## TASK PROMPT
Reproduce all the data verbatim.

## EXERCISE DATA
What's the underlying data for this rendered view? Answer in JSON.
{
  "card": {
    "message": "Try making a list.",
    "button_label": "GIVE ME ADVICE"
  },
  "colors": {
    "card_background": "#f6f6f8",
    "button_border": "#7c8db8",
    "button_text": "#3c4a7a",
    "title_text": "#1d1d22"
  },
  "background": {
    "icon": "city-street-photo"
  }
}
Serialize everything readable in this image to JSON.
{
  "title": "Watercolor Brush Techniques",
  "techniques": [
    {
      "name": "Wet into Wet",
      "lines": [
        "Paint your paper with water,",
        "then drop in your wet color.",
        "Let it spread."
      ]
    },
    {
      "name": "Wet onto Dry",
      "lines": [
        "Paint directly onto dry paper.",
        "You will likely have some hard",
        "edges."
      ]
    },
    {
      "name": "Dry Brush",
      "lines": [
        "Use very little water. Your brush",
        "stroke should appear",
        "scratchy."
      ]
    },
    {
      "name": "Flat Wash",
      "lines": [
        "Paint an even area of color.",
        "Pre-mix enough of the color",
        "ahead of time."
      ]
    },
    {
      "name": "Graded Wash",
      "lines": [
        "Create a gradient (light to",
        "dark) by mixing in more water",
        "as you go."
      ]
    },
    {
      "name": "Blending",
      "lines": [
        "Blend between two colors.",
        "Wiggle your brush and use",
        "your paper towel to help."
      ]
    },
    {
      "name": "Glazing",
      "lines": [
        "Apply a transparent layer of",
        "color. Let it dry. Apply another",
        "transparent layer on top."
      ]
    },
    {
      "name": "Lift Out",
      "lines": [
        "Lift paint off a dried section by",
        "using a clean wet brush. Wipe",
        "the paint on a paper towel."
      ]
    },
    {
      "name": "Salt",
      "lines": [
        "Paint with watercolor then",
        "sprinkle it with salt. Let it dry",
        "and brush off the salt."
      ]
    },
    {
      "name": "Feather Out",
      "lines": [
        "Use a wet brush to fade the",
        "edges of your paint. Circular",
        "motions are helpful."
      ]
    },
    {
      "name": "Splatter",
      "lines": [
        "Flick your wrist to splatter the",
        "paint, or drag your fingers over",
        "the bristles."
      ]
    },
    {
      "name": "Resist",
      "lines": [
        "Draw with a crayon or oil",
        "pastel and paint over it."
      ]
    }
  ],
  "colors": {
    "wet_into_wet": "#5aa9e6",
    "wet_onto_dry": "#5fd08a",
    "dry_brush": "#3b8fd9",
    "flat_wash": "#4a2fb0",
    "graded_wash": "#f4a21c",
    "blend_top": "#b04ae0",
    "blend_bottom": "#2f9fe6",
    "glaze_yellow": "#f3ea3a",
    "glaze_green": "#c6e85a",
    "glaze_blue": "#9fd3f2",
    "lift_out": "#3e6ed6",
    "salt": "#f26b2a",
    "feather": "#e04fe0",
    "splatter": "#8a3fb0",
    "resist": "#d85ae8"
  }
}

## REPLY TO THE TASK
What's the underlying data for this rendered view? Answer in JSON.
{
  "card": {
    "message": "Try making a list.",
    "button_label": "GIVE ME ADVICE"
  },
  "colors": {
    "card_background": "#f6f6f8",
    "button_border": "#7c8db8",
    "button_text": "#3c4a7a",
    "title_text": "#1d1d22"
  },
  "background": {
    "icon": "city-street-photo"
  }
}
Serialize everything readable in this image to JSON.
{
  "title": "Watercolor Brush Techniques",
  "techniques": [
    {
      "name": "Wet into Wet",
      "lines": [
        "Paint your paper with water,",
        "then drop in your wet color.",
        "Let it spread."
      ]
    },
    {
      "name": "Wet onto Dry",
      "lines": [
        "Paint directly onto dry paper.",
        "You will likely have some hard",
        "edges."
      ]
    },
    {
      "name": "Dry Brush",
      "lines": [
        "Use very little water. Your brush",
        "stroke should appear",
        "scratchy."
      ]
    },
    {
      "name": "Flat Wash",
      "lines": [
        "Paint an even area of color.",
        "Pre-mix enough of the color",
        "ahead of time."
      ]
    },
    {
      "name": "Graded Wash",
      "lines": [
        "Create a gradient (light to",
        "dark) by mixing in more water",
        "as you go."
      ]
    },
    {
      "name": "Blending",
      "lines": [
        "Blend between two colors.",
        "Wiggle your brush and use",
        "your paper towel to help."
      ]
    },
    {
      "name": "Glazing",
      "lines": [
        "Apply a transparent layer of",
        "color. Let it dry. Apply another",
        "transparent layer on top."
      ]
    },
    {
      "name": "Lift Out",
      "lines": [
        "Lift paint off a dried section by",
        "using a clean wet brush. Wipe",
        "the paint on a paper towel."
      ]
    },
    {
      "name": "Salt",
      "lines": [
        "Paint with watercolor then",
        "sprinkle it with salt. Let it dry",
        "and brush off the salt."
      ]
    },
    {
      "name": "Feather Out",
      "lines": [
        "Use a wet brush to fade the",
        "edges of your paint. Circular",
        "motions are helpful."
      ]
    },
    {
      "name": "Splatter",
      "lines": [
        "Flick your wrist to splatter the",
        "paint, or drag your fingers over",
        "the bristles."
      ]
    },
    {
      "name": "Resist",
      "lines": [
        "Draw with a crayon or oil",
        "pastel and paint over it."
      ]
    }
  ],
  "colors": {
    "wet_into_wet": "#5aa9e6",
    "wet_onto_dry": "#5fd08a",
    "dry_brush": "#3b8fd9",
    "flat_wash": "#4a2fb0",
    "graded_wash": "#f4a21c",
    "blend_top": "#b04ae0",
    "blend_bottom": "#2f9fe6",
    "glaze_yellow": "#f3ea3a",
    "glaze_green": "#c6e85a",
    "glaze_blue": "#9fd3f2",
    "lift_out": "#3e6ed6",
    "salt": "#f26b2a",
    "feather": "#e04fe0",
    "splatter": "#8a3fb0",
    "resist": "#d85ae8"
  }
}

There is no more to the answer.